The Wendell Baker Story (2005)

Written by Luke Wilson, who also stars, and directed by Luke and his brother Andrew Wilson, this was surprisingly charming and funny. It's about a laid-back, not yet financially successful con-man who's stringing his girlfriend along until he can make some real money. But then he gets caught and goes to prison, where he seems to be having such a good time that his girlfriend dumps him for good. Regret and reformation ensue as he tries to win her back after he's paroled. Besides Luke Wilson, you get Eva Mendes as Doreen the girlfriend, Owen Wilson as the slimy operator of a "retirement hotel," Will Ferrell as Doreen's new boyfriend with a real job (manager of a grocery store), and several other entertaining and well-acted side characters. I really liked it.

Mediocre (or worse) movies I watched recently

Jon was out of town for two weeks straight and I ran out of TV shows to watch online. And as I've said before, I try not to watch anything too good without him. So there's my excuse for watching (and sometimes even re-watching) crappy stuff. Only You (1994) Predictable. Marisa Tomei is pretty irritating, but Robert Downey Jr. is cute and Bonnie Hunt is always a pleasure. In retrospect, I am also annoyed by the picture on the DVD cover, which shows "Faith" dressed in her wedding dress, apparently dancing in an Italian fountain. And the back of the case shows her on a bike with "Bob" (oh, sorry, I mean "Peter"). But those scenes never happened in the movie. Why? Head Over Heels (2001) I think this was the movie that actually used pronouns correctly after prepositions (as in "There's nothing going on between him and me" instead of the increasingly prevalent "between he and I" and other similar horrors). But I can

My Best Friend's Wedding (1997)
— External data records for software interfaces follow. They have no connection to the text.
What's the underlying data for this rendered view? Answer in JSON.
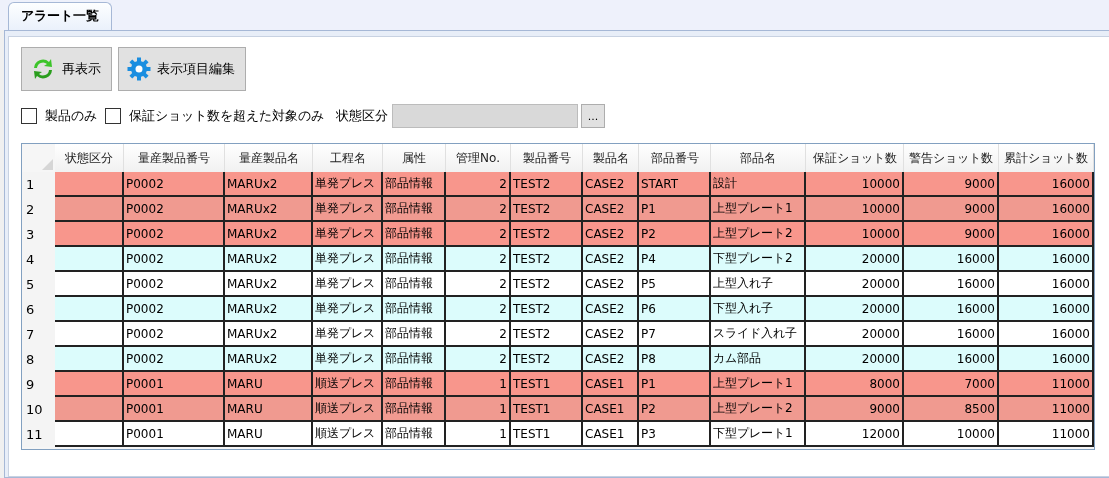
{
  "tabs": [
    {
      "label": "アラート一覧",
      "selected": true
    }
  ],
  "buttons": [
    {
      "kind": "refresh",
      "label": "再表示"
    },
    {
      "kind": "settings",
      "label": "表示項目編集"
    }
  ],
  "filters": [
    {
      "label": "製品のみ",
      "checked": false
    },
    {
      "label": "保証ショット数を超えた対象のみ",
      "checked": false
    }
  ],
  "status_filter": {
    "label": "状態区分",
    "disabled": true,
    "button": "..."
  },
  "table": {
    "columns": [
      {
        "label": "状態区分",
        "kind": "status"
      },
      {
        "label": "量産製品番号",
        "kind": "text"
      },
      {
        "label": "量産製品名",
        "kind": "text"
      },
      {
        "label": "工程名",
        "kind": "text"
      },
      {
        "label": "属性",
        "kind": "text"
      },
      {
        "label": "管理No.",
        "kind": "number"
      },
      {
        "label": "製品番号",
        "kind": "text"
      },
      {
        "label": "製品名",
        "kind": "text"
      },
      {
        "label": "部品番号",
        "kind": "text"
      },
      {
        "label": "部品名",
        "kind": "text"
      },
      {
        "label": "保証ショット数",
        "kind": "number"
      },
      {
        "label": "警告ショット数",
        "kind": "number"
      },
      {
        "label": "累計ショット数",
        "kind": "number"
      }
    ],
    "rows": [
      {
        "number": "1",
        "color": "#f8968c",
        "cells": [
          "",
          "P0002",
          "MARUx2",
          "単発プレス",
          "部品情報",
          "2",
          "TEST2",
          "CASE2",
          "START",
          "設計",
          "10000",
          "9000",
          "16000"
        ]
      },
      {
        "number": "2",
        "color": "#f09a90",
        "cells": [
          "",
          "P0002",
          "MARUx2",
          "単発プレス",
          "部品情報",
          "2",
          "TEST2",
          "CASE2",
          "P1",
          "上型プレート1",
          "10000",
          "9000",
          "16000"
        ]
      },
      {
        "number": "3",
        "color": "#f8968c",
        "cells": [
          "",
          "P0002",
          "MARUx2",
          "単発プレス",
          "部品情報",
          "2",
          "TEST2",
          "CASE2",
          "P2",
          "上型プレート2",
          "10000",
          "9000",
          "16000"
        ]
      },
      {
        "number": "4",
        "color": "#dcfcfc",
        "cells": [
          "",
          "P0002",
          "MARUx2",
          "単発プレス",
          "部品情報",
          "2",
          "TEST2",
          "CASE2",
          "P4",
          "下型プレート2",
          "20000",
          "16000",
          "16000"
        ]
      },
      {
        "number": "5",
        "color": "#ffffff",
        "cells": [
          "",
          "P0002",
          "MARUx2",
          "単発プレス",
          "部品情報",
          "2",
          "TEST2",
          "CASE2",
          "P5",
          "上型入れ子",
          "20000",
          "16000",
          "16000"
        ]
      },
      {
        "number": "6",
        "color": "#dcfcfc",
        "cells": [
          "",
          "P0002",
          "MARUx2",
          "単発プレス",
          "部品情報",
          "2",
          "TEST2",
          "CASE2",
          "P6",
          "下型入れ子",
          "20000",
          "16000",
          "16000"
        ]
      },
      {
        "number": "7",
        "color": "#ffffff",
        "cells": [
          "",
          "P0002",
          "MARUx2",
          "単発プレス",
          "部品情報",
          "2",
          "TEST2",
          "CASE2",
          "P7",
          "スライド入れ子",
          "20000",
          "16000",
          "16000"
        ]
      },
      {
        "number": "8",
        "color": "#dcfcfc",
        "cells": [
          "",
          "P0002",
          "MARUx2",
          "単発プレス",
          "部品情報",
          "2",
          "TEST2",
          "CASE2",
          "P8",
          "カム部品",
          "20000",
          "16000",
          "16000"
        ]
      },
      {
        "number": "9",
        "color": "#f8968c",
        "cells": [
          "",
          "P0001",
          "MARU",
          "順送プレス",
          "部品情報",
          "1",
          "TEST1",
          "CASE1",
          "P1",
          "上型プレート1",
          "8000",
          "7000",
          "11000"
        ]
      },
      {
        "number": "10",
        "color": "#f09a90",
        "cells": [
          "",
          "P0001",
          "MARU",
          "順送プレス",
          "部品情報",
          "1",
          "TEST1",
          "CASE1",
          "P2",
          "上型プレート2",
          "9000",
          "8500",
          "11000"
        ]
      },
      {
        "number": "11",
        "color": "#ffffff",
        "cells": [
          "",
          "P0001",
          "MARU",
          "順送プレス",
          "部品情報",
          "1",
          "TEST1",
          "CASE1",
          "P3",
          "下型プレート1",
          "12000",
          "10000",
          "11000"
        ]
      }
    ]
  }
}
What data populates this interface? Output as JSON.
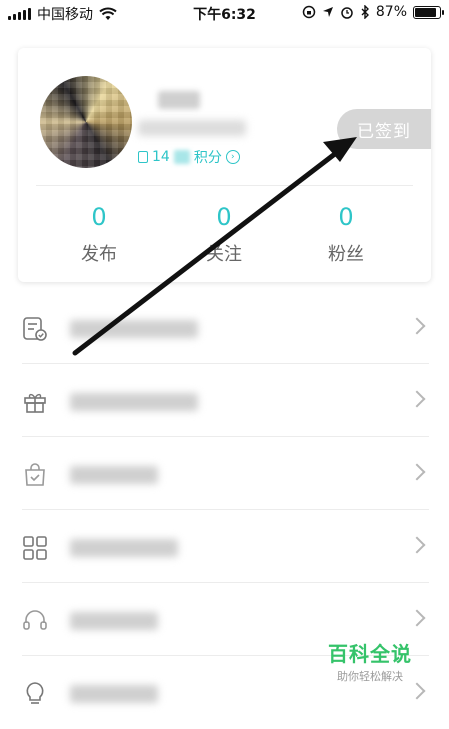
{
  "status_bar": {
    "carrier": "中国移动",
    "time": "下午6:32",
    "battery_percent": "87%",
    "battery_level": 0.87
  },
  "profile": {
    "points_suffix": "积分",
    "points_prefix_visible": "14",
    "sign_in_status": "已签到"
  },
  "stats": [
    {
      "count": "0",
      "label": "发布"
    },
    {
      "count": "0",
      "label": "关注"
    },
    {
      "count": "0",
      "label": "粉丝"
    }
  ],
  "menu": {
    "items": [
      {
        "icon": "document-check-icon"
      },
      {
        "icon": "gift-icon"
      },
      {
        "icon": "shopping-bag-icon"
      },
      {
        "icon": "grid-apps-icon"
      },
      {
        "icon": "headset-icon"
      },
      {
        "icon": "lightbulb-icon"
      }
    ]
  },
  "watermark": {
    "title": "百科全说",
    "subtitle": "助你轻松解决"
  },
  "colors": {
    "accent": "#2ec5c8",
    "signed_bg": "#d6d6d6",
    "watermark": "#35c36a"
  }
}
This doesn't follow the typical formula, does it? And I have to admire that. Still, I think it's kind of an annoying movie. Also, watching it in 2008, it's hard to get over the size of Julia Robert's mobile phone.

Traitor (2008)

Saw this in an actual theater, which is always something to celebrate. It was very exciting, well-acted, surprising. I have to agree with Eric Snider, though, who said the movie had "a tendency to bring up hot-button issues, frown thoughtfully at them for a few moments, then set them down again before moving on to the next superficially treated topic." There are some interesting concepts here, but they're not deeply entertained. But it was an entertaining couple of hours. Note: Eric Snider used to write a humor column in BYU's newspaper The Daily Universe back when Jon and I were there. Now he's a film critic, but he still writes funny stuff, too.